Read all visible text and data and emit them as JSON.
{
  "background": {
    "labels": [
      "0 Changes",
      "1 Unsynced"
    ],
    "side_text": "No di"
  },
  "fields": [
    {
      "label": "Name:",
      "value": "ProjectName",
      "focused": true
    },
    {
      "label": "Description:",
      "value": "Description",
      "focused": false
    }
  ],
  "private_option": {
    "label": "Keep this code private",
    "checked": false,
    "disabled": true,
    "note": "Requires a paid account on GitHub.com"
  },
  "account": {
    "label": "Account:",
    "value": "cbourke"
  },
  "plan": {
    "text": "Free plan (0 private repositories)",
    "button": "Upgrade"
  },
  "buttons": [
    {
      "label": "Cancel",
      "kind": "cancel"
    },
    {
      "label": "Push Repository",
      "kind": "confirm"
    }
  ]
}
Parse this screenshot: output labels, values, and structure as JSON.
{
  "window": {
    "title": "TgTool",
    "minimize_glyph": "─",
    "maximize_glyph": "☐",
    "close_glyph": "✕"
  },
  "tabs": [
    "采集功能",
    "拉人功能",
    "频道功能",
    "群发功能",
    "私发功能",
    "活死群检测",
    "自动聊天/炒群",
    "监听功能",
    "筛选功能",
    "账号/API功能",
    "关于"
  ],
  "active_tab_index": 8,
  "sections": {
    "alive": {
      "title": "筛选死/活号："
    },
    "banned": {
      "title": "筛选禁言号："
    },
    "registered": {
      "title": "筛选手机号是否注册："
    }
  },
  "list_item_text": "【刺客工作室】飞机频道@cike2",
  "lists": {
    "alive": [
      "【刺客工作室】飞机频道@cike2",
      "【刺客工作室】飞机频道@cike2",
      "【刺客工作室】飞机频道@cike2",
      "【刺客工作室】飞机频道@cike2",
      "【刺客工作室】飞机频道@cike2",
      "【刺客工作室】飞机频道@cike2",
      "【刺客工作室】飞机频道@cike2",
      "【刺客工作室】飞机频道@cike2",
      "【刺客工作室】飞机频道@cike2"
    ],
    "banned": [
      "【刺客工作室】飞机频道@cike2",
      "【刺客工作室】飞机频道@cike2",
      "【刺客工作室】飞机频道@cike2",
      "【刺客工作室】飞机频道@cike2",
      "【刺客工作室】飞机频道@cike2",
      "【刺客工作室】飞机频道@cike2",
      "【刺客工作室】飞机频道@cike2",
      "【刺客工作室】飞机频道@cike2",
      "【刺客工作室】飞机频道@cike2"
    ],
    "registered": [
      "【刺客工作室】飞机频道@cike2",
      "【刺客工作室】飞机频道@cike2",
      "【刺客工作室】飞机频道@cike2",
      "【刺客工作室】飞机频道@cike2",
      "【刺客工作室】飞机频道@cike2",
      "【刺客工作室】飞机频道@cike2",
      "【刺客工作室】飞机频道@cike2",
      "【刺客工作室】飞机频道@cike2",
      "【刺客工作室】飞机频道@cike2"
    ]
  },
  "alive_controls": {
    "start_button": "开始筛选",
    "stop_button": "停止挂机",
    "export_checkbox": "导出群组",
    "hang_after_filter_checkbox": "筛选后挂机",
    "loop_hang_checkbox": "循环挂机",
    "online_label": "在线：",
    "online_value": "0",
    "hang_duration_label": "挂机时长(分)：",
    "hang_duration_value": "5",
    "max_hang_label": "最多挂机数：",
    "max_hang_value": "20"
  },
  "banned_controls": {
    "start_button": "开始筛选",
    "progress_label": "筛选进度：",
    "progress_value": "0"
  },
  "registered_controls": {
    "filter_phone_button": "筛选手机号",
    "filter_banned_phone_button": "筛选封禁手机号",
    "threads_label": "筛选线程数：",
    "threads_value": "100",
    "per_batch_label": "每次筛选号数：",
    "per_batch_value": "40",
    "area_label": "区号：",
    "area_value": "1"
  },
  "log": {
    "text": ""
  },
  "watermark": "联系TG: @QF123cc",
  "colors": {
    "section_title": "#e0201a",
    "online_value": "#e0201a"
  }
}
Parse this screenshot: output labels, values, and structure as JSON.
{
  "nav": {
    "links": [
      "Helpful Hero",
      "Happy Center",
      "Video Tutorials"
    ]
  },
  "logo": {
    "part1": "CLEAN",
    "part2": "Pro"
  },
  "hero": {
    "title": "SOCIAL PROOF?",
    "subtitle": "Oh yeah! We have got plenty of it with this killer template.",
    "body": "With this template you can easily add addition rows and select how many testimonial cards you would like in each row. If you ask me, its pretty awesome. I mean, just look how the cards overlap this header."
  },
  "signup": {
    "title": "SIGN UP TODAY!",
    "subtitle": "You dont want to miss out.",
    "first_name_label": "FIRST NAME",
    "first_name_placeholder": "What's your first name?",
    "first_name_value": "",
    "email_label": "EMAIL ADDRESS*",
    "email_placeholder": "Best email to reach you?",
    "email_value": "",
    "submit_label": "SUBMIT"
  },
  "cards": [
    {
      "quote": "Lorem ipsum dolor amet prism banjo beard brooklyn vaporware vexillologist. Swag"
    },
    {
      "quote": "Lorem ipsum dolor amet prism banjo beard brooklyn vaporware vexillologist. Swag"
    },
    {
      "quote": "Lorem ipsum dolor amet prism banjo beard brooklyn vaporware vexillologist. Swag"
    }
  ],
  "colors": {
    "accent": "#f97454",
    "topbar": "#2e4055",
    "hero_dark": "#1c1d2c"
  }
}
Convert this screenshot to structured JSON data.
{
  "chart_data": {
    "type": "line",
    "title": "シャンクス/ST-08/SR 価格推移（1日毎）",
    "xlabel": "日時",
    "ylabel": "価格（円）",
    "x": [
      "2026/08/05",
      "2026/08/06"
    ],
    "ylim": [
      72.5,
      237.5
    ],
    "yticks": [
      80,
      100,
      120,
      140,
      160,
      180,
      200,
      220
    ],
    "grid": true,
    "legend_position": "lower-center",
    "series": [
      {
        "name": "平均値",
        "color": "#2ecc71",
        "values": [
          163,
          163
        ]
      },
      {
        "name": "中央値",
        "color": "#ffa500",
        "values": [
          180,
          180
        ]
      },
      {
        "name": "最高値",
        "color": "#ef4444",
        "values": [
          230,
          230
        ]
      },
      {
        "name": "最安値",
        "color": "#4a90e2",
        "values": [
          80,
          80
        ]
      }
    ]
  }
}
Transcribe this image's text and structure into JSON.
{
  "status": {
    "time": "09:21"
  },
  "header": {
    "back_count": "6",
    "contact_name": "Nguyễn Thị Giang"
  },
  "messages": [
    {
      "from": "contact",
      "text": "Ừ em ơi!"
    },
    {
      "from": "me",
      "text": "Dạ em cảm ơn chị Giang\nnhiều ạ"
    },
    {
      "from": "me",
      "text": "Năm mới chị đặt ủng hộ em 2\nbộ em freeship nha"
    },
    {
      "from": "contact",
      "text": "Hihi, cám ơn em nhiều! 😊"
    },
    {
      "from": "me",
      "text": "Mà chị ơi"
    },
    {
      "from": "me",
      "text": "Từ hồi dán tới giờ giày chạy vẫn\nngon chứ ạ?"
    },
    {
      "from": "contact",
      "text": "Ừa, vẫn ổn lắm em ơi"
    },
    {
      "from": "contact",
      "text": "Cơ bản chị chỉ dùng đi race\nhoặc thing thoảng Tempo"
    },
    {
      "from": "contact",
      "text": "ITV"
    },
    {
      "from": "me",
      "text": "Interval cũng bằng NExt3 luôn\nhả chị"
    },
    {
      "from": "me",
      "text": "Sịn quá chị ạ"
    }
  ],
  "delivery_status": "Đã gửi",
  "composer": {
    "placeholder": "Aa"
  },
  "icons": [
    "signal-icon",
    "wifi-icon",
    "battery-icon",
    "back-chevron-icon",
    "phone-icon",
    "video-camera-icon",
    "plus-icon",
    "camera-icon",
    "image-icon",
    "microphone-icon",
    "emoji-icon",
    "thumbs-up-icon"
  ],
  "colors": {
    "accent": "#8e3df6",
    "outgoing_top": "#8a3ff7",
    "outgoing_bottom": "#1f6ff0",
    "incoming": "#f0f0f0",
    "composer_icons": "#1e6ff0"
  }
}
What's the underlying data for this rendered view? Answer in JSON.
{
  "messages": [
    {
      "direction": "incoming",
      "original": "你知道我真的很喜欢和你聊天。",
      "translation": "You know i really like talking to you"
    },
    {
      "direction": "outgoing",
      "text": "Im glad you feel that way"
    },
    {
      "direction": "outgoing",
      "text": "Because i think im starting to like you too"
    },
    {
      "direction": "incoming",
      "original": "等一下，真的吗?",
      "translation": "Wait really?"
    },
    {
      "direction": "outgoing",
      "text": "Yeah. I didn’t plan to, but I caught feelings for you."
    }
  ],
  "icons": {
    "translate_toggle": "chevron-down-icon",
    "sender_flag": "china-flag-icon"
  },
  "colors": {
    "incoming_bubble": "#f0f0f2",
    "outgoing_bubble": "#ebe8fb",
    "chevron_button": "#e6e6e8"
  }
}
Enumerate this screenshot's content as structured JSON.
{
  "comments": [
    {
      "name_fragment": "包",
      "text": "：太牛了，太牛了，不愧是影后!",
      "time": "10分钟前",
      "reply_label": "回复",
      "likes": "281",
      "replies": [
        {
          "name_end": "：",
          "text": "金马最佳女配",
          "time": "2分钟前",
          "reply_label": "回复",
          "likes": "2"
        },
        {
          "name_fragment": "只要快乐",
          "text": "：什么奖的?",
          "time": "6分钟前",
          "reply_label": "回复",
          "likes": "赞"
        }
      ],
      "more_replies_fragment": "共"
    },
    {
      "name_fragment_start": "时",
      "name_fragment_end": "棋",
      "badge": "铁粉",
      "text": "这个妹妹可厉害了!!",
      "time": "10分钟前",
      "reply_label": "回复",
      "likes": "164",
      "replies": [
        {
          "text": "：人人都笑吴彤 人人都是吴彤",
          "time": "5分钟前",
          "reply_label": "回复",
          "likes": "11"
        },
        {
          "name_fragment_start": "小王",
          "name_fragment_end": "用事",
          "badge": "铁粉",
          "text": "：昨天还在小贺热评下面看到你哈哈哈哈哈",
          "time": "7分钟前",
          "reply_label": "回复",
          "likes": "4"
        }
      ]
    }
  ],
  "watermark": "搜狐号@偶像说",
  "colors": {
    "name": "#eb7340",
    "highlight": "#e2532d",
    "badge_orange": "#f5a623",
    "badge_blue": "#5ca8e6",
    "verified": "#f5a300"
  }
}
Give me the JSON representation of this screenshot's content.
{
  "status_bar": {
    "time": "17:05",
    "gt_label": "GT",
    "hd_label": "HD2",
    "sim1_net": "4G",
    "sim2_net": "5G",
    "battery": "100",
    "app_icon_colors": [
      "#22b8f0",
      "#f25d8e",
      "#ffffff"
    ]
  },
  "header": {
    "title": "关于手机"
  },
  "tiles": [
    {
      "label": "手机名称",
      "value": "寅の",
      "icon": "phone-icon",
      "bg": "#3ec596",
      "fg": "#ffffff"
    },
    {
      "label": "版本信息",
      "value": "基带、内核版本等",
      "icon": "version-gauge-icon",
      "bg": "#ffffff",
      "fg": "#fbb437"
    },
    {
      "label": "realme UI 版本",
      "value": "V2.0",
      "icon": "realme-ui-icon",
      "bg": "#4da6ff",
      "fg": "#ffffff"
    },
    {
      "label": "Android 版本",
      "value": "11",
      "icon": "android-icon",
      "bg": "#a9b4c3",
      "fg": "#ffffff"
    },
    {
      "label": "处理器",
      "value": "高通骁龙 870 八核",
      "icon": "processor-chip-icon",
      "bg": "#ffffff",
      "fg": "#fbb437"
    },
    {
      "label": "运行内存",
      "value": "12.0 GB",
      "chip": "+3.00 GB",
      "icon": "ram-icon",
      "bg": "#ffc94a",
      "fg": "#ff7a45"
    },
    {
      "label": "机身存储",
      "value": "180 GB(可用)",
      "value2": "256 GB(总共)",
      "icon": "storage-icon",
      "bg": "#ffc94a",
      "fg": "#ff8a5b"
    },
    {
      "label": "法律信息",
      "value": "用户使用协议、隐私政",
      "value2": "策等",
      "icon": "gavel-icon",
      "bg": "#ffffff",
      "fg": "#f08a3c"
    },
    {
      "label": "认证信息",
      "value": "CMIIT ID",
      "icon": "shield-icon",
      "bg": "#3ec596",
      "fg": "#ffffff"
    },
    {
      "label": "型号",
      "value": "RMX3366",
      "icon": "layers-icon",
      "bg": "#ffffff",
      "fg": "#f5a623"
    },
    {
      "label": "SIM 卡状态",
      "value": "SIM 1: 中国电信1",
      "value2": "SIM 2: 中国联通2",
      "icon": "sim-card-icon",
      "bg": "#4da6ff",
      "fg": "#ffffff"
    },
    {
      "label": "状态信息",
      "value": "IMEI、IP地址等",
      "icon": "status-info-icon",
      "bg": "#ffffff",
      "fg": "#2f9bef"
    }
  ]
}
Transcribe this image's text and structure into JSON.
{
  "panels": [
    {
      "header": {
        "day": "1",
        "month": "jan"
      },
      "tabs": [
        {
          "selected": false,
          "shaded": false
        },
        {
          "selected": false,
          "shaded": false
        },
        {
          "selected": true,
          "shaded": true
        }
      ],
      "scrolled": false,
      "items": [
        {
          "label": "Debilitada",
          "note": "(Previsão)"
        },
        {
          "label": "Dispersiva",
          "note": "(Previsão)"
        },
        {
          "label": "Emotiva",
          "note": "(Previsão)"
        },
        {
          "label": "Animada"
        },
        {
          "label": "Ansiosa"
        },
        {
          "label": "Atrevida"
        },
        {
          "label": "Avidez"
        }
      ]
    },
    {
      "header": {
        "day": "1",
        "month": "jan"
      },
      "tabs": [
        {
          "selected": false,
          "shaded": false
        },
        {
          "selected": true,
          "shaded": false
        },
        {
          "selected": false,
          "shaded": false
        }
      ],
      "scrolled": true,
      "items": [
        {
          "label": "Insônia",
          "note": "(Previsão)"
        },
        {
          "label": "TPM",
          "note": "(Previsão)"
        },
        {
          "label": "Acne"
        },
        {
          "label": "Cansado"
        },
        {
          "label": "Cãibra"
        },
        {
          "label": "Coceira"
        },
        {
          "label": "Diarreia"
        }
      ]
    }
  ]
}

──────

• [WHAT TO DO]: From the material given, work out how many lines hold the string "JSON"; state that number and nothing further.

• [RESPONSE TO THE TASK]: 9